- Mental Health
- Substance Use
- Healthy Living
Some medications can affect your child or youth’s eating habits. This means your child might feel less hungry or more hungry. With some medications, weight gain is a particular concern. These medications include mood stabilizing medications (e.g. Lithium) and second generation antipsychotics (SGAs) (e.g. Olanzapine, Risperidone, etc.)
NOTE: SGAs are also sometimes known as atypical antipsychotics (AAPs).
It is important to talk to your family doctor or dietitian if you feel your child is not getting the nutrients he or she needs. Also, monitoring by your family doctor is extremely important when your child is on medications. Your doctor should take baseline measurements, such as height and weight, before your child starts the medication. Your child should then be monitored on a regular basis. In addition to medical monitoring by your doctor, as a family you can also observe and note any changes that you find concerning.
Tips for addressing appetite challenges due to medications that some families have found helpful can be found in the Tips from Families section of this module.
More information on medications can be found at:
This toolkit was created for families who have a child or youth with mental health challenges. It was developed by The F.O.R.C.E Society for Kid's Mental Health in partnership with BC Mental Health & Addition Services (BCMHAS) and BC Children's Hospital (BCCH).
We are grateful to the many families who helped and who guided us in the process of creating this toolkit; their knowledge was invaluable. We would also like to extend a special thanks to our advisory committee.

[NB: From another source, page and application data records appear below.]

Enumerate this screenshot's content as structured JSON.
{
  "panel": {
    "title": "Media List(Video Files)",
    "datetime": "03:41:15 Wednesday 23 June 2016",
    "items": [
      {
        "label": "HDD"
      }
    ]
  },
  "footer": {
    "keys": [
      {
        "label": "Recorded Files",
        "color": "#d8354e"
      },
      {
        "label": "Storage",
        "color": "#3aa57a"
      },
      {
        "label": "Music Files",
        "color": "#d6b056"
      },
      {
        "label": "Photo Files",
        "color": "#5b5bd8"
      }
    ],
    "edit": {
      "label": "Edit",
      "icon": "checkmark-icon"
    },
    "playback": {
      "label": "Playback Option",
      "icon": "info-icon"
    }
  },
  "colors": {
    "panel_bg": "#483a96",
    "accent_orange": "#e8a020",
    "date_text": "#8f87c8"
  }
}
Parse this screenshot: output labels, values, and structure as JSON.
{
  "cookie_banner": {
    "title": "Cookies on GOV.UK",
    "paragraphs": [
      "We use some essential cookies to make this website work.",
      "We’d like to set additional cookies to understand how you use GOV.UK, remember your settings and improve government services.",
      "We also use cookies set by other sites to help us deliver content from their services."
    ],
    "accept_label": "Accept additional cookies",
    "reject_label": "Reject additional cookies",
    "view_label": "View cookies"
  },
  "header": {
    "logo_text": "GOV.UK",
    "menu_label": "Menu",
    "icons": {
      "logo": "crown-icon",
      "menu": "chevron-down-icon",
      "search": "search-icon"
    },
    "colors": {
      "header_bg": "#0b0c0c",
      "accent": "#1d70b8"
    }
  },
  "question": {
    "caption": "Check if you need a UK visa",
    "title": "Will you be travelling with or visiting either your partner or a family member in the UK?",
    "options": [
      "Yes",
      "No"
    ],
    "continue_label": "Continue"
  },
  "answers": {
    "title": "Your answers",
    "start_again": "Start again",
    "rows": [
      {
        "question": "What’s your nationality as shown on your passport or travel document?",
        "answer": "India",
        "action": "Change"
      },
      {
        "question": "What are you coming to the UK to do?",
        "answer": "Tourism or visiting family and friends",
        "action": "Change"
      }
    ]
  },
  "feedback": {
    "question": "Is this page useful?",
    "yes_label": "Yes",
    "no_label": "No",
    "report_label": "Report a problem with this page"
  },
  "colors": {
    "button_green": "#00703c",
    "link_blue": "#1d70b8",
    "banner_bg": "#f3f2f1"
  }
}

We would like to thank the Royal Bank of Canada (RBC) for their generous financial support, which helped make the development of this toolkit possible.